Happy Valley Hospital is a community-based facility with 288 acute care beds, a twelve suite family-oriented birthing center, a forty four bed long-term care inpatient facility, and a fourteen bed inpatient rehabilitation unit. Happy Valley has a major competitor, GH, which has two hundred beds, a small cancer center, and a kidney dialysis unit.
Happy Valley’s director of internal medicine, along with the director of nursing for that department, are considering establishing a new hemodialysis service. GH has a small hemodialysis unit, but they do not have enough beds to properly accommodate the needs of this community.
The Happy Valley medical director has surveyed the six nephrologists with staff privileges at the hospital and has determined that all six agree that there is a need for more hemodialysis beds in the community. Moreover, these nephrologists all have staff privileges at both Happy Valley and GH and would prefer that the new beds be added to the GH unit. GH, however, has no plans to expand their unit for at least the next five years, and presently, new patients are being referred to a dialysis unit in another community thirty minutes south of Happy Valley Hospital. Those patients as well as their families find this alternative site and location to be unacceptable.
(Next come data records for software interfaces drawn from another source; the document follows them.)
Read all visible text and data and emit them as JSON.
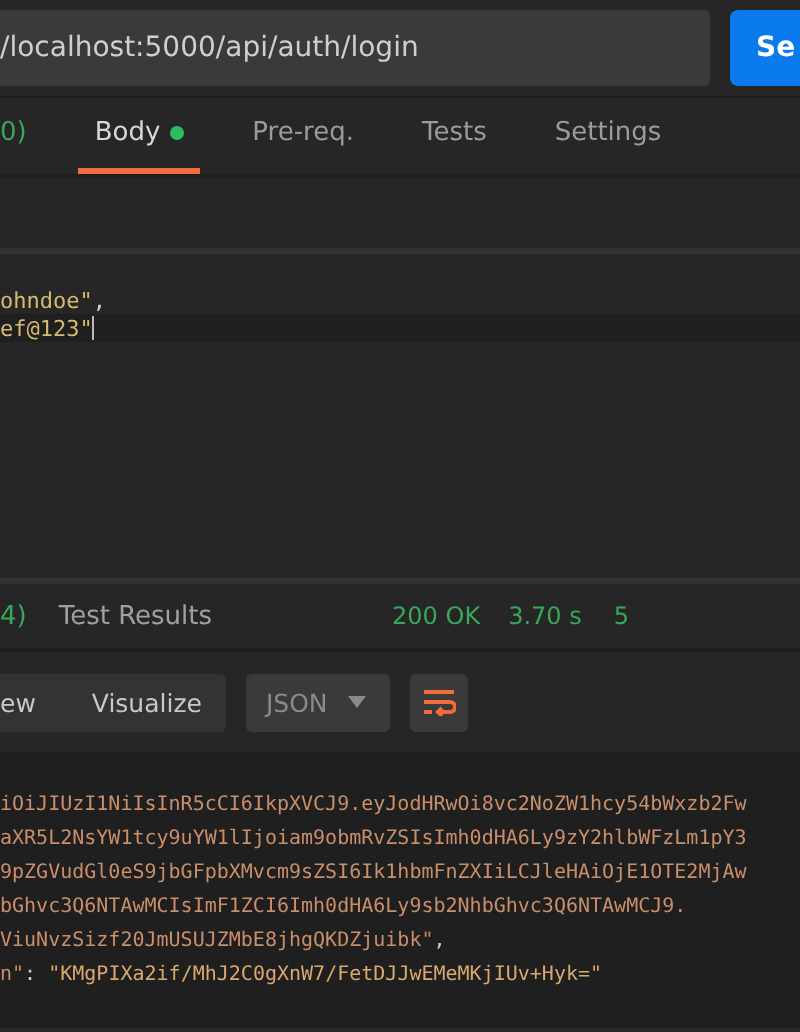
{
  "request": {
    "url": "/localhost:5000/api/auth/login",
    "send_label": "Se",
    "tabs": [
      {
        "label": "0)",
        "kind": "count",
        "selected": false,
        "dot": false
      },
      {
        "label": "Body",
        "kind": "tab",
        "selected": true,
        "dot": true
      },
      {
        "label": "Pre-req.",
        "kind": "tab",
        "selected": false,
        "dot": false
      },
      {
        "label": "Tests",
        "kind": "tab",
        "selected": false,
        "dot": false
      },
      {
        "label": "Settings",
        "kind": "tab",
        "selected": false,
        "dot": false
      }
    ],
    "body_lines": [
      {
        "current": false,
        "tokens": [
          {
            "text": "ohndoe\"",
            "kind": "string"
          },
          {
            "text": ",",
            "kind": "punct"
          }
        ]
      },
      {
        "current": true,
        "tokens": [
          {
            "text": "ef@123\"",
            "kind": "string"
          }
        ]
      }
    ]
  },
  "response": {
    "tabs": [
      {
        "label": "4)",
        "kind": "count",
        "selected": false
      },
      {
        "label": "Test Results",
        "kind": "tab",
        "selected": false
      }
    ],
    "status": "200 OK",
    "time": "3.70 s",
    "size": "5",
    "views": [
      {
        "label": "ew",
        "selected": false
      },
      {
        "label": "Visualize",
        "selected": false
      }
    ],
    "format": "JSON",
    "wrap_on": true,
    "lines": [
      {
        "tokens": [
          {
            "text": "iOiJIUzI1NiIsInR5cCI6IkpXVCJ9.eyJodHRwOi8vc2NoZW1hcy54bWxzb2Fw",
            "kind": "string"
          }
        ]
      },
      {
        "tokens": [
          {
            "text": "aXR5L2NsYW1tcy9uYW1lIjoiam9obmRvZSIsImh0dHA6Ly9zY2hlbWFzLm1pY3",
            "kind": "string"
          }
        ]
      },
      {
        "tokens": [
          {
            "text": "9pZGVudGl0eS9jbGFpbXMvcm9sZSI6Ik1hbmFnZXIiLCJleHAiOjE1OTE2MjAw",
            "kind": "string"
          }
        ]
      },
      {
        "tokens": [
          {
            "text": "bGhvc3Q6NTAwMCIsImF1ZCI6Imh0dHA6Ly9sb2NhbGhvc3Q6NTAwMCJ9.",
            "kind": "string"
          }
        ]
      },
      {
        "tokens": [
          {
            "text": "ViuNvzSizf20JmUSUJZMbE8jhgQKDZjuibk\"",
            "kind": "string"
          },
          {
            "text": ",",
            "kind": "punct"
          }
        ]
      },
      {
        "tokens": [
          {
            "text": "n\"",
            "kind": "key"
          },
          {
            "text": ": ",
            "kind": "punct"
          },
          {
            "text": "\"KMgPIXa2if/MhJ2C0gXnW7/FetDJJwEMeMKjIUv+Hyk=\"",
            "kind": "value"
          }
        ]
      }
    ]
  }
}
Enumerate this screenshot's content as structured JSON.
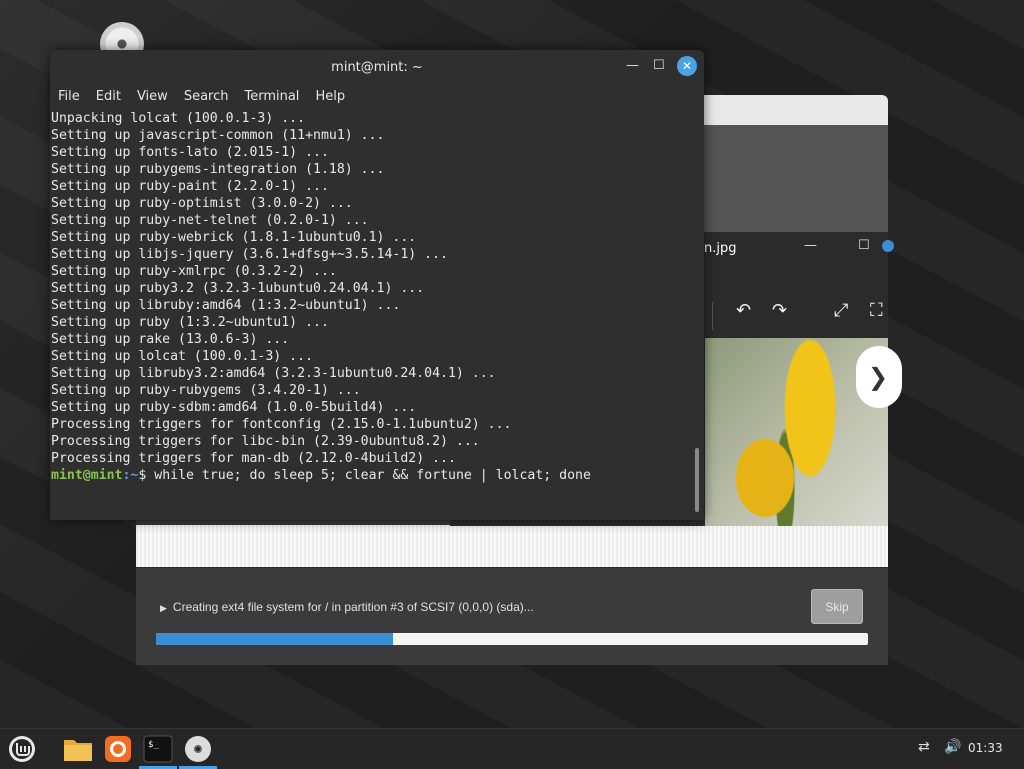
{
  "terminal": {
    "title": "mint@mint: ~",
    "menu": [
      "File",
      "Edit",
      "View",
      "Search",
      "Terminal",
      "Help"
    ],
    "lines": [
      "Unpacking lolcat (100.0.1-3) ...",
      "Setting up javascript-common (11+nmu1) ...",
      "Setting up fonts-lato (2.015-1) ...",
      "Setting up rubygems-integration (1.18) ...",
      "Setting up ruby-paint (2.2.0-1) ...",
      "Setting up ruby-optimist (3.0.0-2) ...",
      "Setting up ruby-net-telnet (0.2.0-1) ...",
      "Setting up ruby-webrick (1.8.1-1ubuntu0.1) ...",
      "Setting up libjs-jquery (3.6.1+dfsg+~3.5.14-1) ...",
      "Setting up ruby-xmlrpc (0.3.2-2) ...",
      "Setting up ruby3.2 (3.2.3-1ubuntu0.24.04.1) ...",
      "Setting up libruby:amd64 (1:3.2~ubuntu1) ...",
      "Setting up ruby (1:3.2~ubuntu1) ...",
      "Setting up rake (13.0.6-3) ...",
      "Setting up lolcat (100.0.1-3) ...",
      "Setting up libruby3.2:amd64 (3.2.3-1ubuntu0.24.04.1) ...",
      "Setting up ruby-rubygems (3.4.20-1) ...",
      "Setting up ruby-sdbm:amd64 (1.0.0-5build4) ...",
      "Processing triggers for fontconfig (2.15.0-1.1ubuntu2) ...",
      "Processing triggers for libc-bin (2.39-0ubuntu8.2) ...",
      "Processing triggers for man-db (2.12.0-4build2) ..."
    ],
    "prompt_user": "mint@mint",
    "prompt_path": ":~",
    "prompt_symbol": "$",
    "command": " while true; do sleep 5; clear && fortune | lolcat; done"
  },
  "viewer": {
    "title": "n.jpg"
  },
  "installer": {
    "status": "Creating ext4 file system for / in partition #3 of SCSI7 (0,0,0) (sda)...",
    "skip_label": "Skip",
    "progress": 0.333
  },
  "taskbar": {
    "clock": "01:33",
    "items": [
      "mint-menu-icon",
      "files-icon",
      "firefox-icon",
      "terminal-icon",
      "disc-icon"
    ]
  },
  "colors": {
    "accent": "#3a8fd4",
    "prompt_user": "#88c34a",
    "prompt_path": "#5aa0e6"
  }
}
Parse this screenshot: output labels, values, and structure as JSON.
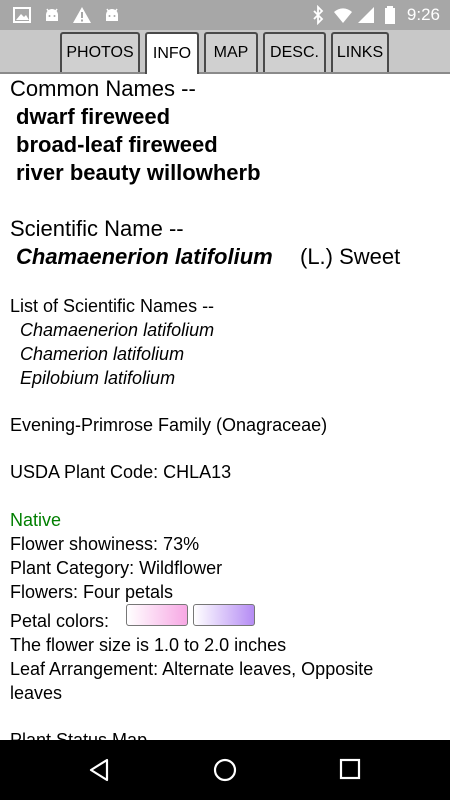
{
  "status_bar": {
    "time": "9:26"
  },
  "tabs": [
    {
      "label": "PHOTOS"
    },
    {
      "label": "INFO"
    },
    {
      "label": "MAP"
    },
    {
      "label": "DESC."
    },
    {
      "label": "LINKS"
    }
  ],
  "info": {
    "common_heading": "Common Names --",
    "common_names": [
      "dwarf fireweed",
      "broad-leaf fireweed",
      "river beauty willowherb"
    ],
    "scientific_heading": "Scientific Name --",
    "scientific_name": "Chamaenerion latifolium",
    "authority": "(L.) Sweet",
    "list_heading": "List of Scientific Names --",
    "scientific_names": [
      "Chamaenerion latifolium",
      "Chamerion latifolium",
      "Epilobium latifolium"
    ],
    "family": "Evening-Primrose Family (Onagraceae)",
    "usda_code": "USDA Plant Code: CHLA13",
    "native": "Native",
    "showiness": "Flower showiness: 73%",
    "category": "Plant Category: Wildflower",
    "flowers": "Flowers: Four petals",
    "petal_label": "Petal colors:",
    "petal_colors": [
      "#f7a8e4",
      "#b58cf4"
    ],
    "flower_size": "The flower size is 1.0 to 2.0 inches",
    "leaf_arrangement_1": "Leaf Arrangement: Alternate leaves, Opposite",
    "leaf_arrangement_2": "leaves",
    "status_map": "Plant Status Map"
  }
}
Based on your understanding of the above case, express your views on the following:
- How should the medical director at Happy Valley try to convince patients now being referred to the dialysis unit thirty minutes to the south to switch their care to Happy Valley Hospital?
- What steps should the Happy Valley medical director take to ensure that patients will get the proper care and facilities at the Happy Valley Hospital hemodialysis unit, when it is established?
- Is the approach of GH for not having any expansion plans for the next five years for their unit justified, keeping in mind the interest of the community? Why or why not?